(William Hicks, Information Services)



The Inside Out Man by Fred Strydom

A hapless jazz pianist gets a lucrative offer that at first seems too easy and asinside out man time passes, drives him to extreme measures.

Bent has fended for himself since his mother’s death when he was still in his teens.  A gifted musician, he ekes out a half-life playing a few gigs a week.  Bent has no family, no girlfriend – really no connections, other than the handful of establishments that will let him tickle the ivories for the door.

The worldly and mysterious Leonard Fry appears at a club where Bent plays and offers him an insane amount of money to play piano at his country estate for a weekend party.  Bent goes for it – and then with some trepidations, he accepts another offer from Leonard after the party.  The deal?  Bent has to lock Leonard in a room in the mansion for one year and feed him three times a day through a slot in the door.  In return, Bent gets free run of the house and cars and a huge cash settlement at the end of a year’s time.

It sounds simple enough, but Bent quickly gets cabin fever, or as much as one can get in an enormous country house.  His dreams become stranger and more vivid.  He has an unfortunate accident while driving one of Leonard’s cars, emerging unscathed but with a great deal of guilt.  From an uncanny start, he soon meets an assumed ex-lover of Leonard’s, and begins a relationship with her.

From his self-imposed exile, Leonard appears to know way more of Bent’s daily activities than is humanly possible.  He knows about Bent’s accident, and is fully aware of his affair.  Leonard starts to taunt Bent, and Bent gets back at him.

Then Bent gets truly unhinged.

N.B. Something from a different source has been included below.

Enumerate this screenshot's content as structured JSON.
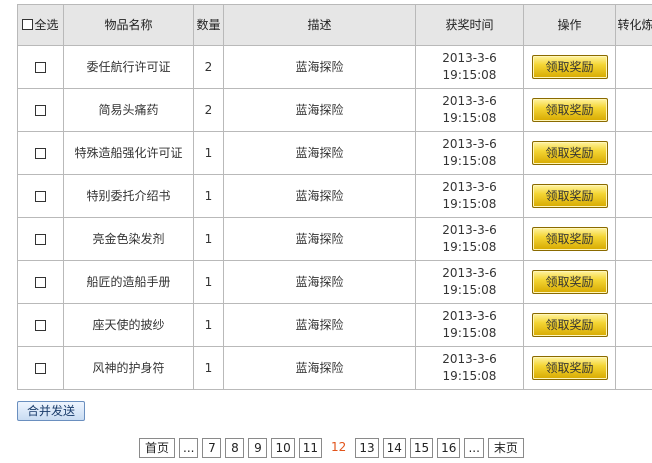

The Inside Out Man tracks one man’s breakdown of sanity and identity as he trades drudgery for luxury and finds out the hard way that it was never worth it.  The book is a page-turner (or page-burner, as a review excerpt puts it on the cover) that ratchets up finely but left me confused at the end.  Who is Bent, exactly?

(William Hicks, Information Services)